Mr Gandhi had asked NK Gupta, PIO & SE, to find out who was responsible for not providing information. Mr Gupta, during a subsequent hearing, stated that he had identified Rajesh Kumar, JE, as the person responsible for the delay in providing the information. He states that the order of the FAA was sent to Rajesh Kumar, JE, on 7 June 2010 and Mr Kumar took no action on the order of the FAA to provide information to the appellant.
Mr Gandhi ordered heavy financial penalty on Rajesh Kumar. The order read thus: "As per the provisions of Section 20 (1) of the RTI Act 2005, the Commission finds this a fit case for levying penalty on Mr Rajesh Kumar, JE & Deemed PIO. Since the delay in providing the correct information has been over 100 days, the Commission is passing an order penalising Mr Rajesh Kumar Rs25,000 which is the maximum penalty under the Act. The Commissioner, Municipal Corporation of Delhi, is directed to recover the amount of Rs25,000 from the salary of Mr Rajesh Kumar and remit the same by a demand draft or a Banker's Cheque in the name of the Pay & Accounts Officer, CAT, payable at New Delhi and send the same to Shri Pankaj KP Shreyaskar, Joint Registrar and Deputy Secretary of the Central Information Commission, 2nd Floor, August Kranti Bhawan, New Delhi-110066. The amount may be deducted at the rate of Rs5,000 per month every month from the salary of Mr Rajesh Kumar and remitted by the 10th of every month starting from February 2011. The total amount of Rs25,000 will be remitted by 10th of June, 2011. This decision is announced in open chamber.'' Subsequently, Rajesh Kumar had apologised for the delay and requested exemption from paying penalty. Harish Kumar procured part information—copies of Construction Watch Registers of some localities which showed violation of norms and in some cases meddling with details by applying 'whitener' (correction fluid on typed copy).
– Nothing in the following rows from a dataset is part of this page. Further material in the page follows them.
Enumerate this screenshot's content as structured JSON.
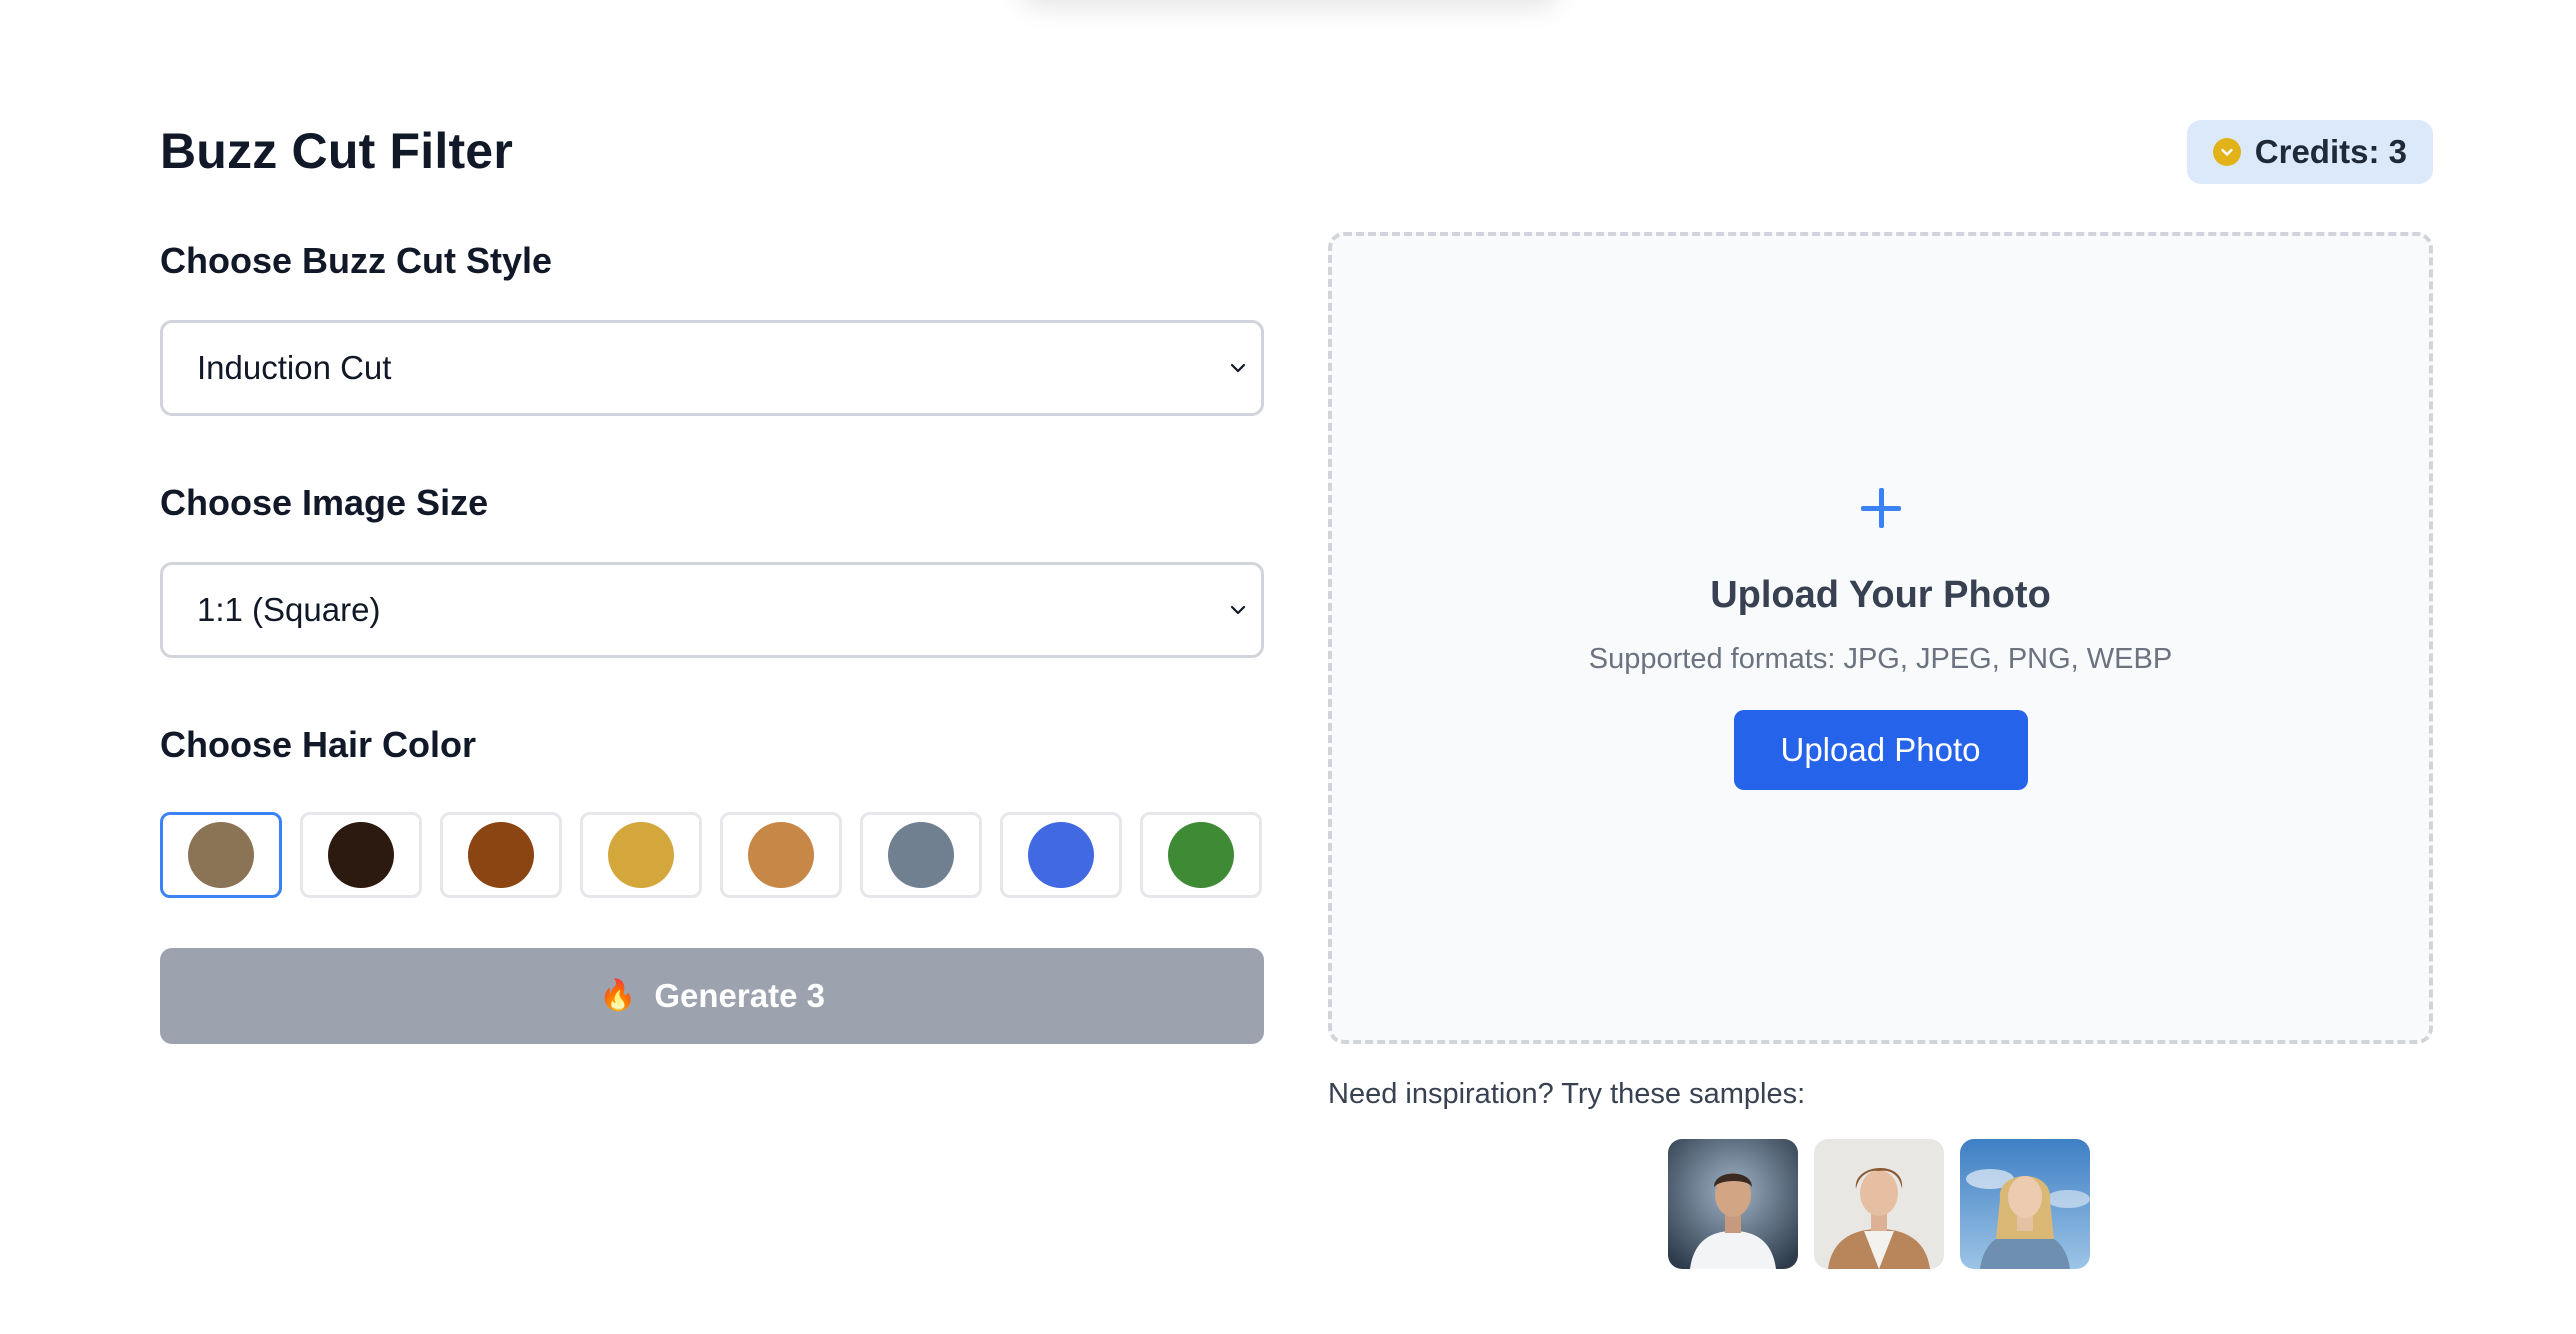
{
  "page": {
    "title": "Buzz Cut Filter"
  },
  "credits": {
    "label": "Credits: 3",
    "icon": "coin-check-icon",
    "color": "#e2b319"
  },
  "style_section": {
    "label": "Choose Buzz Cut Style",
    "selected": "Induction Cut"
  },
  "size_section": {
    "label": "Choose Image Size",
    "selected": "1:1 (Square)"
  },
  "color_section": {
    "label": "Choose Hair Color",
    "swatches": [
      {
        "name": "hair-color-swatch-1",
        "color": "#8b7355",
        "selected": true
      },
      {
        "name": "hair-color-swatch-2",
        "color": "#2c1a10",
        "selected": false
      },
      {
        "name": "hair-color-swatch-3",
        "color": "#8b4513",
        "selected": false
      },
      {
        "name": "hair-color-swatch-4",
        "color": "#d4a73c",
        "selected": false
      },
      {
        "name": "hair-color-swatch-5",
        "color": "#c68747",
        "selected": false
      },
      {
        "name": "hair-color-swatch-6",
        "color": "#708090",
        "selected": false
      },
      {
        "name": "hair-color-swatch-7",
        "color": "#4169e1",
        "selected": false
      },
      {
        "name": "hair-color-swatch-8",
        "color": "#3f8a35",
        "selected": false
      }
    ]
  },
  "generate": {
    "icon": "🔥",
    "label": "Generate 3"
  },
  "upload": {
    "icon": "plus-icon",
    "title": "Upload Your Photo",
    "formats": "Supported formats: JPG, JPEG, PNG, WEBP",
    "button_label": "Upload Photo"
  },
  "samples": {
    "label": "Need inspiration? Try these samples:",
    "items": [
      {
        "name": "sample-photo-1"
      },
      {
        "name": "sample-photo-2"
      },
      {
        "name": "sample-photo-3"
      }
    ]
  },
  "colors": {
    "primary": "#2563eb",
    "accent": "#3b82f6",
    "disabled": "#9ca3af",
    "badge_bg": "#dce9fb"
  }
}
In yet another instance, Harish Kumar had filed an RTI Application with East Central Railways demanding copies of minutes of meetings of Tender Committees. He was denied information because of which he was compelled to file a second appeal in Central Information Commissioner MM Ansari's office. Mr Ansari ruled that "The minutes of the tender committee should ideally be put in (the) public domain, so as to enable the citizens to observe and scrutinise the decision-making process in the matter of award of tenders," but left it to the government to take a call on it. This had disappointed Harish Kumar and Mr Ansari had come for heavy criticism by RTI activists.
No one can break the heart and passion of an RTI activist and Harish Kumar is a sterling example. Not even a serious injury from a bomb blast can undo his commitment. Mr Kumar will soon continue to make the corrupt officers of the MCD uncomfortable and bring about good governance, steadily but surely. We wish Mr Kumar all the best in his relentless endeavour. Like they say, "little drops of water, little grains of sand, make a mighty ocean and a pleasant land."
(Vinita Deshmukh is consulting editor of Moneylife. She is also an RTI activist and convener of the Pune Metro Jagruti Abhiyaan. She can be reached at [email protected]).